Recently, I sat across the table from a young married man who wanted to know some practical ways to lead his wife.  He went through a short list of what he was currently doing, but felt that was somewhat inadequate.  After asking some men around him, he felt like the main question he got back was, "are you praying with your wife?".

I'm glad some men want to fill the role in their marriage as spiritual leaders.  Since God has called us, as men, to love our wives like Christ loved the Church, it is important that we put together some practical ways this plays out on a daily basis in our marriage relationships.

Here are a few ways I think men can lead spiritually in their home:

1. Pursue Christ. This is the foundation for good spiritual leadership.  Before you try to start leading, you need to make sure you are following.  Men whose hearts are humble before the Lord can be shaped by Him.  Sit before God regularly, with His Word open, eagerly seeking to be purified and conformed into His image.  Show her the importance of this in your life.  That will translate into your relationship as well.

2. Find out who has led your wife spiritually in the past. Think about your life.  Who made a distinct impact on you?  Was it a youth pastor, college pastor, Young Life leader?  Why did you learn so much from their presence in your life?

We all learn and are led differently.  If you can find out those things about your wife, I think you will get a better clue of what it means to lead her.  Your wife might love time together, just sitting and talking.  In those times, significant conversations are had that give you the opportunity to care for her soul.

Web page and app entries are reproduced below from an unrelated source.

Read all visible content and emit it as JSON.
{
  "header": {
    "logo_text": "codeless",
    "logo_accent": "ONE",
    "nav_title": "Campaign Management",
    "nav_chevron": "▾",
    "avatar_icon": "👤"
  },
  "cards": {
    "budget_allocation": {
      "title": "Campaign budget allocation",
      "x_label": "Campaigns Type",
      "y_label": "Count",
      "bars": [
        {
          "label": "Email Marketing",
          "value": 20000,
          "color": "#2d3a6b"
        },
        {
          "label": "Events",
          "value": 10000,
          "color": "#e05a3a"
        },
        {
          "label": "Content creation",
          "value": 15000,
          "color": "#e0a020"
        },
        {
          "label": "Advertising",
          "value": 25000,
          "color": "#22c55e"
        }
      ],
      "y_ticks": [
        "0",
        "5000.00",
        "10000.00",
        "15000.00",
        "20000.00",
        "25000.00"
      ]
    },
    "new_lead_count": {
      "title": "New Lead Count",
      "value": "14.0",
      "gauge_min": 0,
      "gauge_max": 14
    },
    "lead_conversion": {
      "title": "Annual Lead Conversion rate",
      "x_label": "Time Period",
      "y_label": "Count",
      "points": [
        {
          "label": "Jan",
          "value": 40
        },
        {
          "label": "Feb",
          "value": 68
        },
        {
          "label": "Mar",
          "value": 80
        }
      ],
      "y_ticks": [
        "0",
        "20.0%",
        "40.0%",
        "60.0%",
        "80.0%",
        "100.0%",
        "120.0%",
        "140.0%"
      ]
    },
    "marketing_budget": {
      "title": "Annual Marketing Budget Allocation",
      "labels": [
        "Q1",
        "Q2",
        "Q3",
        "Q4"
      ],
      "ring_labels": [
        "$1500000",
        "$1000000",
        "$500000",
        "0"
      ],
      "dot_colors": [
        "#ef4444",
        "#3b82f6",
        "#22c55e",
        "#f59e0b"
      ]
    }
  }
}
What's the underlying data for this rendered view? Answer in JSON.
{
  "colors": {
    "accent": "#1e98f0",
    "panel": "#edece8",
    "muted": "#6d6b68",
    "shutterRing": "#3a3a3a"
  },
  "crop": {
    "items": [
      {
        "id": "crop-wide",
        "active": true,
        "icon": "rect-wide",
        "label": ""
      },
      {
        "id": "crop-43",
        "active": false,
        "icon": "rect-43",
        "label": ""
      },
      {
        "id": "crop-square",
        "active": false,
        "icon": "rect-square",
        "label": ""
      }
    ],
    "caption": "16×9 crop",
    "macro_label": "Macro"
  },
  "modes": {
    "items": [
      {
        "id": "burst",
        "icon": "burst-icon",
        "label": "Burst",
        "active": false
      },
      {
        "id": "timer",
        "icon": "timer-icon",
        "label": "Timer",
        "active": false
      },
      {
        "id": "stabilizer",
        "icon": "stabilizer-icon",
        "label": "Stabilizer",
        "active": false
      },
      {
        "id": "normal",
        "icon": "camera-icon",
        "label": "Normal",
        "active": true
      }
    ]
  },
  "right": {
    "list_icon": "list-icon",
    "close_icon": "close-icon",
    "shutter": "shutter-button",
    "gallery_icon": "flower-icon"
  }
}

3. Honor her publicly. Speak highly of your wife.  Don't focus on her flaws or deficits.  Be the man that makes your wife light up  when you speak about her at meal tables with your friends.

4. Sacrifice for her. Philippians 2 gives us a great picture of Jesus' love and example.  It is marked by putting others' needs before your own.  Do the same in marriage.  Put down the rights you think you deserve and start sacrificing for your wife.

Leadership begins by setting an example, and then asking someone to follow it.  As a man, take the initiative to sacrifice for your wife.

5. Be eager to serve. My temptation is merely to be able to serve.  Some days I am even willing to serve.  But Christ's example and calling for Christian leaders is to be eager to serve.

The other day my wife asked if I could help with one of our foster sons.  I made a joking comment in return, and then helped.  A couple of days later I apologized to her, recognizing that my attitude in that moment did not show her an eagerness to serve her.  That was not the type of husband I want to be.

6. Pray with her. Yes, I said it.  Pray with your wife.  This might be the go-to question for older men teaching younger men about spiritual leadership in marriage.  There is something unique and intimate about praying together.  I've read statistics of what prayer in marriages does for the health of a marriage.  It is profound.

Spiritual leadership in marriage is not something we should leave as a vague idea that exists in someone else's reality.  Instead, let's strive as men to fulfill the role that God has given us.

Any other concrete ideas of how a husband can lead a wife spiritually?

 

If you liked this post, check out Kevin's personal blog, Following to Lead, where he regularly writes on following, leading, fostering and family.